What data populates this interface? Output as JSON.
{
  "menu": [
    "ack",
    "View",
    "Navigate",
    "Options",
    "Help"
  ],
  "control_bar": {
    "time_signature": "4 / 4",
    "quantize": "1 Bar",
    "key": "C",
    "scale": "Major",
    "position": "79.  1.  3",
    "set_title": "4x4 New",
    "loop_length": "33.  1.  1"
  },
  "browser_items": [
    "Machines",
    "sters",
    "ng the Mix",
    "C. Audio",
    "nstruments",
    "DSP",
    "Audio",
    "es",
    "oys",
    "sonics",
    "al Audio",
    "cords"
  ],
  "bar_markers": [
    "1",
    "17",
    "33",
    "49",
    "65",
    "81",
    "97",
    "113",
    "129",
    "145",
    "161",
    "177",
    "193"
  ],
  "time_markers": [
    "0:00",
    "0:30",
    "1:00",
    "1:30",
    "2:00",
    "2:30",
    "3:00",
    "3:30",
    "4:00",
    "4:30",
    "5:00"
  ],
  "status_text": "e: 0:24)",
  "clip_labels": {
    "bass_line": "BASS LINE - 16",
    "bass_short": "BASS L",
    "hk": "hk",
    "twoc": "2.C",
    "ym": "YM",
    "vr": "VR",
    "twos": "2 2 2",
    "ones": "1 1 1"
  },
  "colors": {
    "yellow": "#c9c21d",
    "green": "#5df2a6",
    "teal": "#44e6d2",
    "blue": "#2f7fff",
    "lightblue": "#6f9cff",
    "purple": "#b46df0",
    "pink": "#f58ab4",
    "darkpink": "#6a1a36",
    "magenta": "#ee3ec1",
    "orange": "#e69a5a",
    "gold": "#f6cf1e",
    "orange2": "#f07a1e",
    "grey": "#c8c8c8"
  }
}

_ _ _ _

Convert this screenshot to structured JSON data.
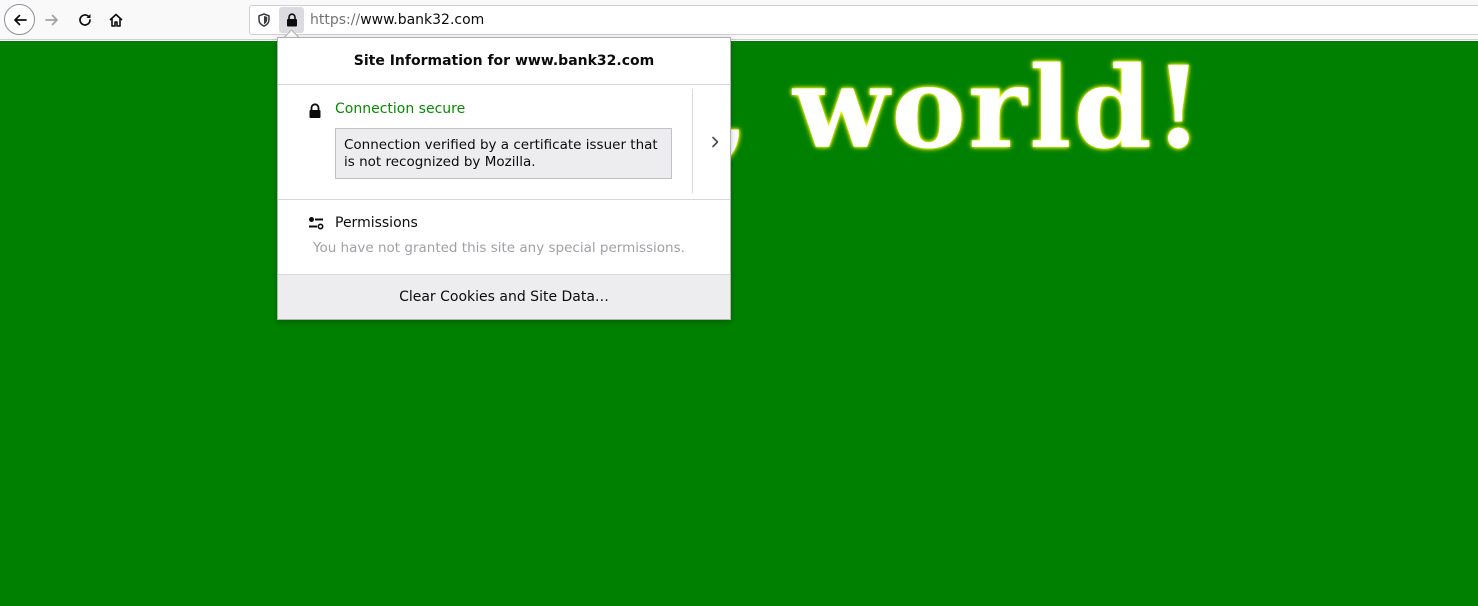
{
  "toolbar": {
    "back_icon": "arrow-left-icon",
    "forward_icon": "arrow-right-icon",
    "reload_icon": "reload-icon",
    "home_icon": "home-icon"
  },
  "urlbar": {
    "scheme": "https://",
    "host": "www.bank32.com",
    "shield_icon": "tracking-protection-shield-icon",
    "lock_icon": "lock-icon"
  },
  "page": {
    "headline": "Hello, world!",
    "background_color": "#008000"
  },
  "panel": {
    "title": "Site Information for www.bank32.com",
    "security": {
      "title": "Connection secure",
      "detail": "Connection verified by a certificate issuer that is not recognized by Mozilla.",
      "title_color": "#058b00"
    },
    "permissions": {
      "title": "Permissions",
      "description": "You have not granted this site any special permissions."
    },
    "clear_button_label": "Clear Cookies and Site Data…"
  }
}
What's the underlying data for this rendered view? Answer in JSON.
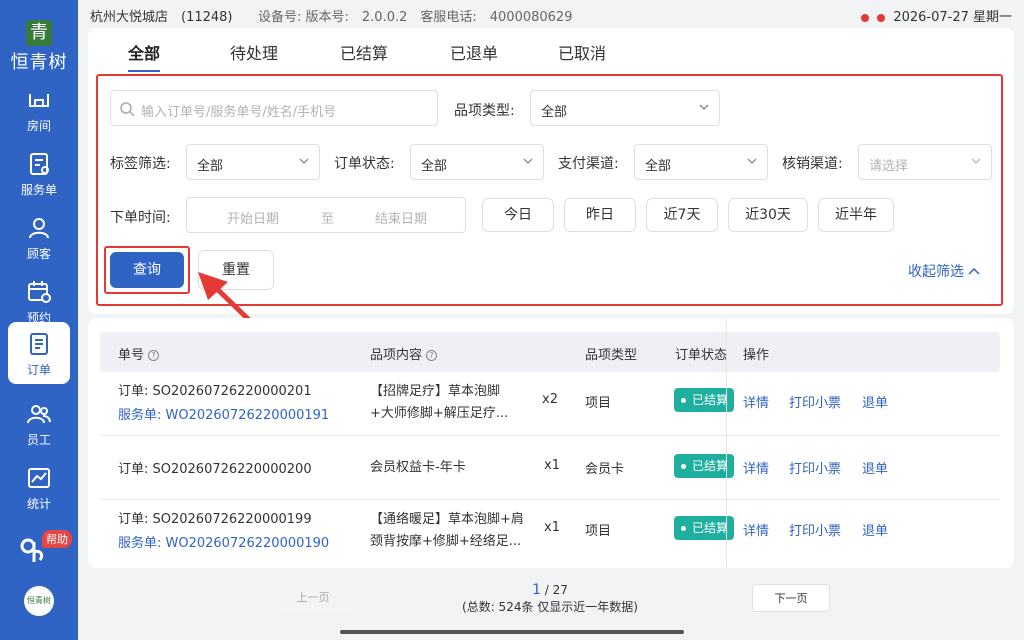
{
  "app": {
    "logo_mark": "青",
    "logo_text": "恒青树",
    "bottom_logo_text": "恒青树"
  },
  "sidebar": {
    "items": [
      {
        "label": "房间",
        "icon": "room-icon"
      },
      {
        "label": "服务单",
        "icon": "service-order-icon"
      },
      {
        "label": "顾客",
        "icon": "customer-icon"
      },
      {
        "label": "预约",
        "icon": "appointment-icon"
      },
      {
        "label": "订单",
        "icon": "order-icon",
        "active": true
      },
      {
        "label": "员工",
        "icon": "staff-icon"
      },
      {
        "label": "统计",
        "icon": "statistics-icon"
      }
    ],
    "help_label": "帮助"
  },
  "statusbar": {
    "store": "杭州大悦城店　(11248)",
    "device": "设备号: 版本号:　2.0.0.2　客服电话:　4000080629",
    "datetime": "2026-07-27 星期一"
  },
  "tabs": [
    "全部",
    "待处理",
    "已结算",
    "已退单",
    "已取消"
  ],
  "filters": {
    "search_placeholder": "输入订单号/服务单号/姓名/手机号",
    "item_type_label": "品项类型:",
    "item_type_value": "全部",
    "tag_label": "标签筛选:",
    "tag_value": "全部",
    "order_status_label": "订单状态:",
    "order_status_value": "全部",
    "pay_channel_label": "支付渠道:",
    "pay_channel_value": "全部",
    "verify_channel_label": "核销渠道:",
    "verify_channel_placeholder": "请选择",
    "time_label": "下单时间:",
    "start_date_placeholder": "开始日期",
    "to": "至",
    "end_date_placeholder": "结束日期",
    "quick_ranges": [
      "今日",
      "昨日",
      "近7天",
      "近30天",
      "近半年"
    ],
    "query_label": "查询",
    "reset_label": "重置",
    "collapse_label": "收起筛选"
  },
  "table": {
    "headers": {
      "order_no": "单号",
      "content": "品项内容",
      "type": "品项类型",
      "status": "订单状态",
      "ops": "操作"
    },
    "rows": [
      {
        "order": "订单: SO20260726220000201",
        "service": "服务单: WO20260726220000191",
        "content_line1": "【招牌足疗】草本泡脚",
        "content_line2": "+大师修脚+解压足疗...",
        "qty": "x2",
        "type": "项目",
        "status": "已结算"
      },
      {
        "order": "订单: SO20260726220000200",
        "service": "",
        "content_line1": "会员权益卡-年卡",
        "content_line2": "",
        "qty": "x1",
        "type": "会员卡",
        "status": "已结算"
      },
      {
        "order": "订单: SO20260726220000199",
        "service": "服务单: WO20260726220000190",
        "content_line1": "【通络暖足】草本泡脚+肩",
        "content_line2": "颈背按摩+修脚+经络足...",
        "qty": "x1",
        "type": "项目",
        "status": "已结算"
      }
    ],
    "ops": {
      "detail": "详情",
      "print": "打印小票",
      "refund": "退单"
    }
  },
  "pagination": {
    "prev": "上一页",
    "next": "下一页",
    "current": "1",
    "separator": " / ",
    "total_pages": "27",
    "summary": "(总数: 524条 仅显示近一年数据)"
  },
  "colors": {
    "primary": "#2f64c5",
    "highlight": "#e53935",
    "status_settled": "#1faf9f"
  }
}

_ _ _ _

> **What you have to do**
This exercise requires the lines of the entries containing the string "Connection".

> **Solution for this problem**
      "title": "Connection secure",
      "detail": "Connection verified by a certificate issuer that is not recognized by Mozilla.",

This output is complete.